This is just because money make things now…

Anyway I’m for OpenGL and won’t let DX come into my Linux !!! I’ll fight against it (in the right sense) if it wants to come to our free opened community.

So dangers come from similar thoughts: what for do you want M$ to come to invade free ? isn’t it better to think at the reverse ? ( that free comes into M$ ??). So DX may could work with gl ?



Correct me if I’m wrong, but extensions aren’t to extend OpenGL and not “be” OpenGL?

Anyway, it would be good if someone created a library that can load user-defined extensions, especially now with the release of Cg and the incomming of OpenGL 2.0 Shader Language. ThanQ,

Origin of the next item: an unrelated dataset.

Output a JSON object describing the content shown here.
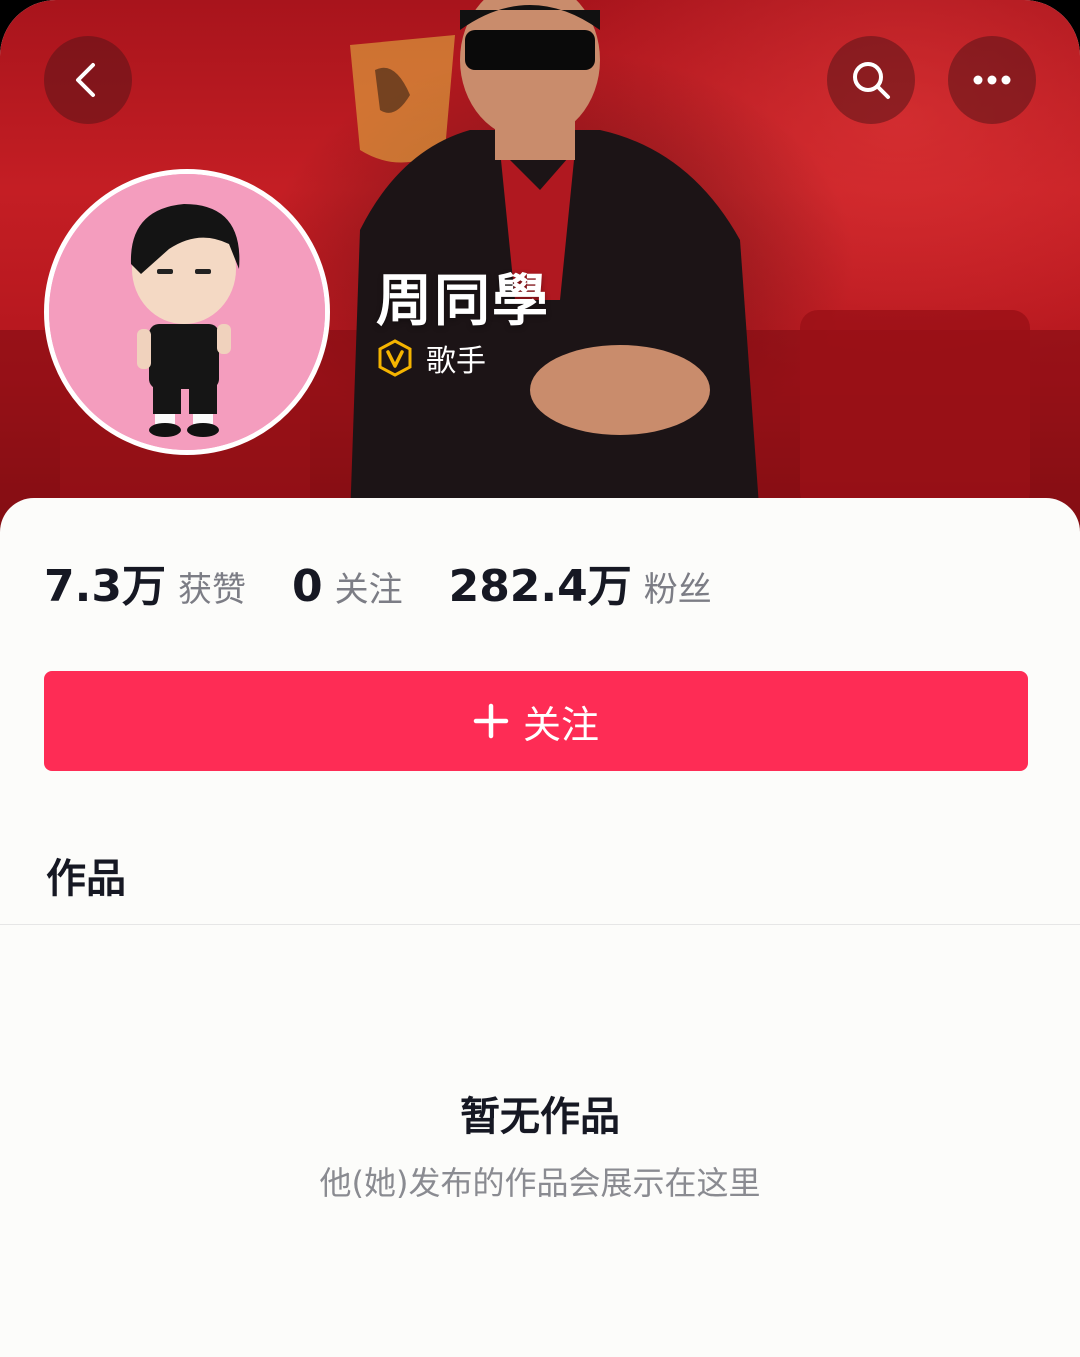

I think that is a good thing not to ba fast. But also not to be slow is a better thing!!!
I like OpenGL 'cause there’s a *nix version too. I like Windows NT/XP as a O.S.
I don’t like Direct3D.

But when will the OpenGL 2.0 will come out?!?!?!!?!?!?

Do I have to wait 30 years???

I don’t want to flame but the speed the ARB is moving is like a turtle, an OLD dying turtle.

Hope OpenGL won’t die. Hope OpenGL will strike back with a real 2.0 vesion.
I won’t write a line of OpenGL code till the 2.0 will be released.

Truly Yours,
Emanem! :wink:

I find this a curious discussion, because I see a lot of desire for the next version of OpenGL to come out, and thoughts that the ARB should work faster… but no suggestions for direction or desired changes (other than ‘kick out some people’ - which would really have very little effect in reality).

If you have specific features you would like to see, then please suggest them here and to your favorite IHVs.

If there isn’t anything you particularly desire, then the API is obviously evolving faster than your needs… so there is little reason to change the process.

A standard HLSL has certainly taken a while. It took a long time to get critical mass behind it, and then longer to sway the remaining major players. I would have preferred it arrived more quickly. I’m confident that when it does arrive, however, it will be well suited to my current and future needs.

I’d love to see some /specific/ requests.

– Jeff